West Wales Centre for Crafts
‘Peter’ is the subject of several photographs from the collection on display in St Clears’ handsome stone gallery. Peter comes from the archive of Llanelli’s photographer Mervyn Rees. Peter, born around the year 1940, has been captured by Rees at age eight as a tousle-haired Artful Dodger. He is manifestly a boy of the Llanelli streets, speculatively a chimney sweep’s boy, and is characteristic of the images created in this distinctive and absorbing exhibition.
There are three aspects to fascinate in this exhibition. The first is the sense of artistry that Rees brought to the images he was making. Rees (1899-1980) made a living as a portrait photographer, successful enough to allow him to retire to the rural St Clears area. Although every town had its local photographer, Rees had a reputation that at times saw customers lining up outside his home in wait to enter his small self-constructed abode. His is the era of our grandparents or great-grandparents but it is now unimaginable in a time when a single site, Shutterstock, hosts thirty thousand new images every day, all for sale.
In the case of eight-year old Peter the relationship of subject and photographer was reversed. Rees photographed him for the intrinsic interest of capturing his image. The small fee that Peter received was reportedly spent on the indulgence of ice cream.
Rees was also a painter, a wide reader across history and philosophy, and he and wife Olive had a lifelong engagement with Llanelli’s theatrical life. Many of the pictures, and those of women strikingly predominate, depict their subjects elaborately prepared in costume and make-up. Rees would spend some time on the making ready of the women in his studio. His wife is represented a dozen times in a diversity of dress and camera angles. One of his other subjects becomes a Gainsborough portrait transposed onto film. The head of the woman, shot in profile, is adorned with rolling ringlets of blonde hair under a vast and gorgeous hat.
The eye of the artist that Rees brought to his work also extended to elaborations after the taking of the image. In the studio he has already memorably caught the actress Ennis Tinnusche. But then the eloquent hands have had special light effects along the ridges of the fingers of her eloquently posed hands. To the untrained eye it hints at some kind of chemical treatment in the developing. In fact it is more simple. Rees has physically scored his glass plate to achieve his desired effect. On another picture his subject wears a filmy veil and Rees has extended the line to create his artistic effect.

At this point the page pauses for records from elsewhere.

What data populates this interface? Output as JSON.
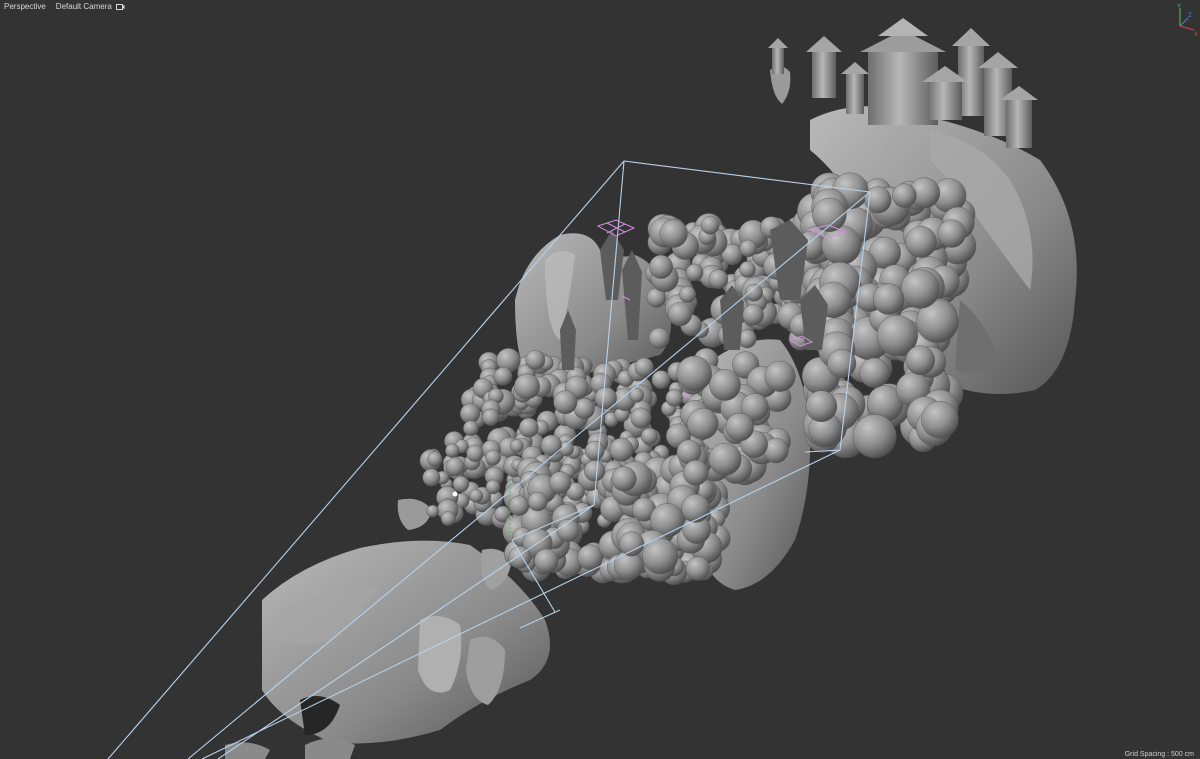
{
  "viewport": {
    "view_label": "Perspective",
    "camera_label": "Default Camera",
    "camera_icon": "camera-icon",
    "grid_spacing": "Grid Spacing : 500 cm",
    "axes": {
      "x": "X",
      "y": "Y",
      "z": "Z"
    },
    "colors": {
      "background": "#333333",
      "frustum": "#b8d2ec",
      "selection": "#d58fe0",
      "geometry": "#8f8f8f"
    }
  }
}
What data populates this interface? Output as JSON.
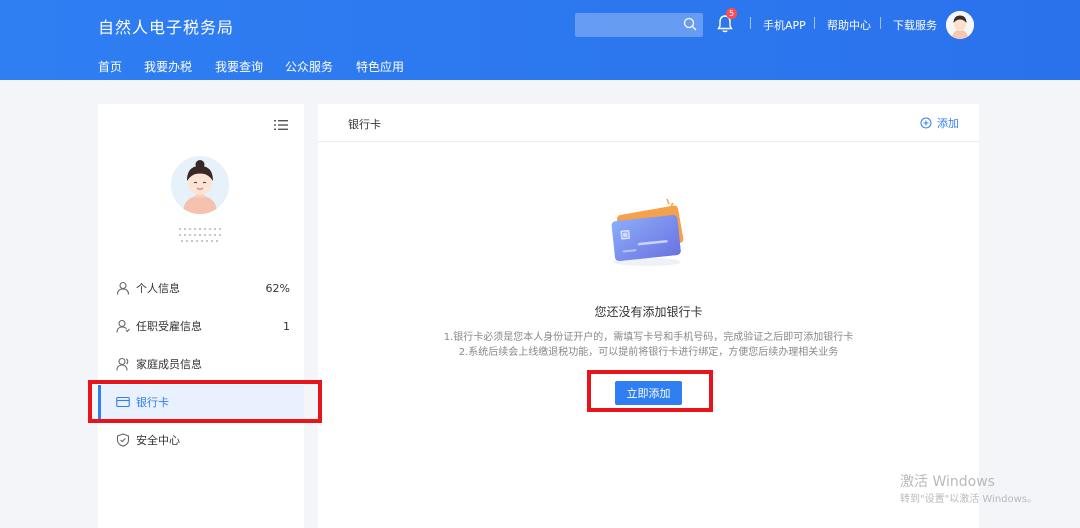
{
  "header": {
    "title": "自然人电子税务局",
    "search_placeholder": "",
    "notification_count": "5",
    "links": [
      "手机APP",
      "帮助中心",
      "下载服务"
    ]
  },
  "nav": {
    "items": [
      "首页",
      "我要办税",
      "我要查询",
      "公众服务",
      "特色应用"
    ]
  },
  "sidebar": {
    "items": [
      {
        "label": "个人信息",
        "value": "62%"
      },
      {
        "label": "任职受雇信息",
        "value": "1"
      },
      {
        "label": "家庭成员信息",
        "value": ""
      },
      {
        "label": "银行卡",
        "value": ""
      },
      {
        "label": "安全中心",
        "value": ""
      }
    ]
  },
  "main": {
    "title": "银行卡",
    "add_label": "添加",
    "empty_title": "您还没有添加银行卡",
    "desc_line1": "1.银行卡必须是您本人身份证开户的，需填写卡号和手机号码，完成验证之后即可添加银行卡",
    "desc_line2": "2.系统后续会上线缴退税功能，可以提前将银行卡进行绑定，方便您后续办理相关业务",
    "add_button": "立即添加"
  },
  "watermark": {
    "line1": "激活 Windows",
    "line2": "转到\"设置\"以激活 Windows。"
  },
  "colors": {
    "primary": "#2f7ef2",
    "annotation": "#e8141b"
  }
}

The second aspect is that of simple documentary record of the past, a world that we can now never know. Prior to discovering his vocation as a photographer, Rees worked as a metallurgist at Llanelli’s steel plant. A small picture, wonderfully composed, at the opening of the exhibition portrays two steel workers with a long rod that connects them to the open-hearth furnace. The exhibition is also testament to the cosmopolitanism of booming industrial Carmarthenshire. Doreen Chinn, who became a singer, was reportedly a member of a Chinese laundry-owning family. Her features, shot in close-up, are intriguingly exotic with small indication of a Chinese element in their make-up. A serviceman sits for Rees but the words on his lapel reveal that he is from Jamaica.
This sitter illustrates a third aspect, the element of mystery that envelops images from photography’s history. David Eggers’ marvellous novel of last year The Circle creates a world where image-recognition software combines with massive text searching so that all ancestry and past lives are known and recorded. Since the opening of the exhibition, and the attendant publicity attracted to it, several sitters have been identified. But many, and they are grandparents or great-grandparents of today’s Carmarthenshire citizens, remain unknown.
This is an exhibition of the greatest interest on different levels. It is planned that a selection of the archive will find its obvious audience when put on display in Llanelli’s Parc Howard. It has of course been enabled by the digital age; the original glass plate negatives have been laboriously scanned and twentieth-century printing has allowed the recreation of Rees’ subtle lighting effects in unmediated form. Nonetheless, it has been a task of devotion on the part of the heirs of the archive and much gratitude is owing to the grandchildren of Mervyn Rees who have made possible this exhibition.